From what I know, it's the other powers that declared war on France and started military operations against the French.
The Austrians first started sending troops against French garrison in north Italy before even declaring war.
I don't mean Louis XIV was full innocent but he was applying Charles II will and securing his grandson kingdom. I think stating France started the war is more than an exaggeration.
 
Sep 2016
1,204
Georgia
#28
From what I know, it's the other powers that declared war on France and started military operations against the French.
The Austrians first started sending troops against French garrison in north Italy before even declaring war.
I don't mean Louis XIV was full innocent but he was applying Charles II will and securing his grandson kingdom. I think stating France started the war is more than an exaggeration.
Louis accepting Charles II was basically the start of war. Louis understood it perfectly and all other countries too. Before death of Charles, there were several negotiations between Louis and others on how to divide Spanish possessions in Europe. Louis even considered to not put Philip on Spanish throne and get European territories of Spain for him. However, in the end Louis accepted Charles II will and tried to retain all Spanish possessions in Europe.

Everybody knew that would trigger war.
 
Feb 2011
1,076
Scotland
#29
I, as I seem to be doing a lot these days, completely agree with Diocletian. Teutoberg Forest didn't really change much. Was Augustus really that interested in making Germania a full province? There wasn't a town large enough to even serve as a provincial capital. It's hard to civilise a place if there is no settlement to civilise! .
There was the settlement uncovered at Waldgirmes, 100Km East of the Rhine, with the first known stone buildings in Germany- a full Forum and Basilica, with Equestrian statue of Augustus. This may have been a trading settlement originally, but it was Roman and developed over nearly 20 years into a nascent civil settlement and possibly the provincial capital. There may be other such sites not yet discovered. Waldgirmes was destroyed in the aftermath of Teutoberger Wald, which rather suggests expulsion from a developing province rather than armies wandering about an undeveloped Germany.
 
Likes: Olleus

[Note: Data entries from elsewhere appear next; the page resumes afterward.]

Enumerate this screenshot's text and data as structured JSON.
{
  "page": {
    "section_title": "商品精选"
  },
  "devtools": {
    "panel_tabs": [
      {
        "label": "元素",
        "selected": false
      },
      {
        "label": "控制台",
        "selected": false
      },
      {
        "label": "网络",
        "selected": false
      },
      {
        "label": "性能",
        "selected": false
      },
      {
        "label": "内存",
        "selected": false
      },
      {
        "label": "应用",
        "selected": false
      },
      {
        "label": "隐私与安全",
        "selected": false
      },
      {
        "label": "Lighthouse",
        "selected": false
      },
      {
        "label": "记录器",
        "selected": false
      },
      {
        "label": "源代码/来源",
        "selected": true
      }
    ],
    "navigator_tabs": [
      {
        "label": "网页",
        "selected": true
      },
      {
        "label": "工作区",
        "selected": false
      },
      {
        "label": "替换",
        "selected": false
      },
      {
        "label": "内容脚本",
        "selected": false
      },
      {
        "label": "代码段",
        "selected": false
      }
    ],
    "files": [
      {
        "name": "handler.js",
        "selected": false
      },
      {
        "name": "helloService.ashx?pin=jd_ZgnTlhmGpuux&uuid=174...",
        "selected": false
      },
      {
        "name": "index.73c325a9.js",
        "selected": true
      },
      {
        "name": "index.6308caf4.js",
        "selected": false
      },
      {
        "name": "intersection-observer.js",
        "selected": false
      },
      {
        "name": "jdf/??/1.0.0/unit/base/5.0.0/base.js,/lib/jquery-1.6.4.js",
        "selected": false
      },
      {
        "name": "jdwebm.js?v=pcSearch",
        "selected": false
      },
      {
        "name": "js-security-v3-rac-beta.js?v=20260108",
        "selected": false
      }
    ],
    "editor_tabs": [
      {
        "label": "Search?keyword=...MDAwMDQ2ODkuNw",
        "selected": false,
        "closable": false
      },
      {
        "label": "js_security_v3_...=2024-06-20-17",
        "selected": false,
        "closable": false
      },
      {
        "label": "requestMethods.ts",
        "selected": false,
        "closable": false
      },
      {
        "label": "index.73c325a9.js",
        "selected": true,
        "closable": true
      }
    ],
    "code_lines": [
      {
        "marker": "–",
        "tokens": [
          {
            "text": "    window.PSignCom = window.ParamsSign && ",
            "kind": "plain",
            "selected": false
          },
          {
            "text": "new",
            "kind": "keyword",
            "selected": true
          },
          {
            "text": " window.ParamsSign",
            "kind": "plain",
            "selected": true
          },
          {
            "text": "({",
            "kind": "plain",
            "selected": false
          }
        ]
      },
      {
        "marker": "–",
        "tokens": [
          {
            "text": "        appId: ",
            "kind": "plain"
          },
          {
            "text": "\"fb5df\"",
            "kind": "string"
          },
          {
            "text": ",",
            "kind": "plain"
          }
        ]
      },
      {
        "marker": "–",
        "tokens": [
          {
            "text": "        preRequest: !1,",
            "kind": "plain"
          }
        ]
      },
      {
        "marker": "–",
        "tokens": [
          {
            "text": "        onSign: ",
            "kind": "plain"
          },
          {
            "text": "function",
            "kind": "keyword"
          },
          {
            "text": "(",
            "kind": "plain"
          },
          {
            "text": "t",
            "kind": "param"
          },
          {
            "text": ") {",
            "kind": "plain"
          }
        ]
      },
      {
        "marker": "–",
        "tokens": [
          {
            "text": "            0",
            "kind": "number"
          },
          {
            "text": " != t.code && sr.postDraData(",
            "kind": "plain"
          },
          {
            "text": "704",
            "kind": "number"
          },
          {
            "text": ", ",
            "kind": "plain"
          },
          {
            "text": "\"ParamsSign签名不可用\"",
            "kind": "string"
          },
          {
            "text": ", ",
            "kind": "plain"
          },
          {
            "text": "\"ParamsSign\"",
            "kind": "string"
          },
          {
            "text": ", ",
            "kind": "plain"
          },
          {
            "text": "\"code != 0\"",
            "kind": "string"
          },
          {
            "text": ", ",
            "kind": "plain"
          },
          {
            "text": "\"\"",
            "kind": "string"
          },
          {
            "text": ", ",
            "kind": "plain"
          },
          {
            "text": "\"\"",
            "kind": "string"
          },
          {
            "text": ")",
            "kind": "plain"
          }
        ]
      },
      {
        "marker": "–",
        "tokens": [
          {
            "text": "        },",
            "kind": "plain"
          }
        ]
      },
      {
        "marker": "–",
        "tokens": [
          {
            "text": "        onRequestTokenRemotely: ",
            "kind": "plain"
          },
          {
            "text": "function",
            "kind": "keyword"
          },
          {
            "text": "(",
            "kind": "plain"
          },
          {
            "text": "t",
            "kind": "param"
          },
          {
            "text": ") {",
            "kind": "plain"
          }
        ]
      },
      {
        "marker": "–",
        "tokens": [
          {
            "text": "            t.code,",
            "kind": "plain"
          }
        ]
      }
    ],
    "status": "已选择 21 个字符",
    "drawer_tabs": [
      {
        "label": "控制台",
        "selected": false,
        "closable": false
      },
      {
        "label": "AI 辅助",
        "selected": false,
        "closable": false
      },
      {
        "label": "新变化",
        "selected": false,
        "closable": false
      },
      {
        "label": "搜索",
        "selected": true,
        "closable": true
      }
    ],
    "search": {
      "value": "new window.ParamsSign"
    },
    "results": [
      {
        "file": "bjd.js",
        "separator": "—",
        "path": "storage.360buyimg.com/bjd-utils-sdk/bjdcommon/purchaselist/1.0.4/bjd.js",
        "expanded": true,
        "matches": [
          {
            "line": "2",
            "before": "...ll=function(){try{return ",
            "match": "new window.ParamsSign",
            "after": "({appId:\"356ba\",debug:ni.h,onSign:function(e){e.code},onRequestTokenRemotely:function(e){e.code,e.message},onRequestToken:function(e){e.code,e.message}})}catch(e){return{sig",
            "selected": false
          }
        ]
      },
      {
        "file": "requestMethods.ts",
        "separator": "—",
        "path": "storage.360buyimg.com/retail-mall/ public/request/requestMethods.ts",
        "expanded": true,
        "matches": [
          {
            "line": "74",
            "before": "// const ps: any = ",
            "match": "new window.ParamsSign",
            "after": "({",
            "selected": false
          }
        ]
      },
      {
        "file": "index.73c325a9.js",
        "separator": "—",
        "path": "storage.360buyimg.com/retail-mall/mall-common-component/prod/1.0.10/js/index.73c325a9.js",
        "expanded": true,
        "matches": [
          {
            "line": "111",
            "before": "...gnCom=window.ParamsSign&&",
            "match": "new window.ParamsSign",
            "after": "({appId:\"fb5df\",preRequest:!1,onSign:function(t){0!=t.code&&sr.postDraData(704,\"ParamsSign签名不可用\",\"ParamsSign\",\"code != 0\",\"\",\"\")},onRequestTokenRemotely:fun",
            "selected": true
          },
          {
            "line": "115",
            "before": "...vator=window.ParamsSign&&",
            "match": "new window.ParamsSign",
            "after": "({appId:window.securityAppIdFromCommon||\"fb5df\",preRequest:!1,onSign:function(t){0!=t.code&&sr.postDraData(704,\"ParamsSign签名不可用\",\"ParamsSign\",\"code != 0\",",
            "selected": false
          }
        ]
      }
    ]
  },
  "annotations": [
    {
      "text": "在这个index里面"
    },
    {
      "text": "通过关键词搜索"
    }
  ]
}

Mar 2014
37
Paris (France)
#30
Louis accepting Charles II was basically the start of war.
I don't think so : England and Netherlands did recognize Philip V as the king of Spain in 1701. Otherwise they would have declared war immediately after the proclamation.
The proclamation took place on the 24th of November 1700 and the declaration of war took place the 15th of May 1702 so 18 months later.